What you will do:
Report each line of the data that includes the word "part".

Exercise data:
=-=-=

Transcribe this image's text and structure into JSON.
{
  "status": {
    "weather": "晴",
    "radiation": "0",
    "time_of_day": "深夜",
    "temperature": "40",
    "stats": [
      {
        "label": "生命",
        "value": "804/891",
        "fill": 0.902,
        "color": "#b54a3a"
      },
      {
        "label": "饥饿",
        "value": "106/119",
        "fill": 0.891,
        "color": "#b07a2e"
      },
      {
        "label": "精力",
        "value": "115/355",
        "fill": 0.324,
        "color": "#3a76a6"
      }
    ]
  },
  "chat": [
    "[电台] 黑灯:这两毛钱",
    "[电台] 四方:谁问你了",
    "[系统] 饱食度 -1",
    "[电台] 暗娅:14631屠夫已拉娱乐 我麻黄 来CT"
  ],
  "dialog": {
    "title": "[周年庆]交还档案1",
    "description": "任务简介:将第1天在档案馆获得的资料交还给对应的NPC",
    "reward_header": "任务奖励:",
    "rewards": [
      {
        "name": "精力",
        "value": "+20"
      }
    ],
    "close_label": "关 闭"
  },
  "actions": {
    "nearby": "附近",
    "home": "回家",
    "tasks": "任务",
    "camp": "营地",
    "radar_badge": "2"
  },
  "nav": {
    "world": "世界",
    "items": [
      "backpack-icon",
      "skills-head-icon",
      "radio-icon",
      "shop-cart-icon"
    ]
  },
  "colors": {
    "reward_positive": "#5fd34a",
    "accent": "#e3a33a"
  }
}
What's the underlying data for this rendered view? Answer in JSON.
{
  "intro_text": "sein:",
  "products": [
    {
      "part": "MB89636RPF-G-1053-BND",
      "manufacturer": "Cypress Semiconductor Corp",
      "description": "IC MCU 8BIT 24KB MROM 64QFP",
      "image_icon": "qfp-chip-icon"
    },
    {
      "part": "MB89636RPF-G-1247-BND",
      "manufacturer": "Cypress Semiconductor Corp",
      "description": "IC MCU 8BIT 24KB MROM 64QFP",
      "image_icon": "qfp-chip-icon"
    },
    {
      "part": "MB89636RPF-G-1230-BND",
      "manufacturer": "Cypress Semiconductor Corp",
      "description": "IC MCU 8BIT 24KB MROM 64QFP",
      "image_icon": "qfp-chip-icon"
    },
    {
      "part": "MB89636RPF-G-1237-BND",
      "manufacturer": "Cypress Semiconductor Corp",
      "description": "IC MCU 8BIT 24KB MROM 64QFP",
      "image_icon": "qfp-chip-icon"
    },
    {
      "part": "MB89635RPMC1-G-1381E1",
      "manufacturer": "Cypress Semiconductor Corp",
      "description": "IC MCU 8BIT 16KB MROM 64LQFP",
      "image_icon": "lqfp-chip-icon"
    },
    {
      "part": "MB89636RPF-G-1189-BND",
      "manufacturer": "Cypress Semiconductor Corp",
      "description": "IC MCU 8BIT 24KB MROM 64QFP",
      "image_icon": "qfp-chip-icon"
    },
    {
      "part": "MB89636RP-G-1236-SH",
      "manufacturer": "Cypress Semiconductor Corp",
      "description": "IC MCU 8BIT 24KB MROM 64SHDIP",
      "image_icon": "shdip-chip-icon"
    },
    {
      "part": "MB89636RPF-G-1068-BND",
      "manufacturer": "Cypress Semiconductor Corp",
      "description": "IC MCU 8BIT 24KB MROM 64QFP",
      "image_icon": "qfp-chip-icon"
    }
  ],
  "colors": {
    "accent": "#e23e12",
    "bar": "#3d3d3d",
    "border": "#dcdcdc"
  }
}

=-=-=

Solution to the problem:
      "part": "MB89636RPF-G-1053-BND",
      "part": "MB89636RPF-G-1247-BND",
      "part": "MB89636RPF-G-1230-BND",
      "part": "MB89636RPF-G-1237-BND",
      "part": "MB89635RPMC1-G-1381E1",
      "part": "MB89636RPF-G-1189-BND",
      "part": "MB89636RP-G-1236-SH",
      "part": "MB89636RPF-G-1068-BND",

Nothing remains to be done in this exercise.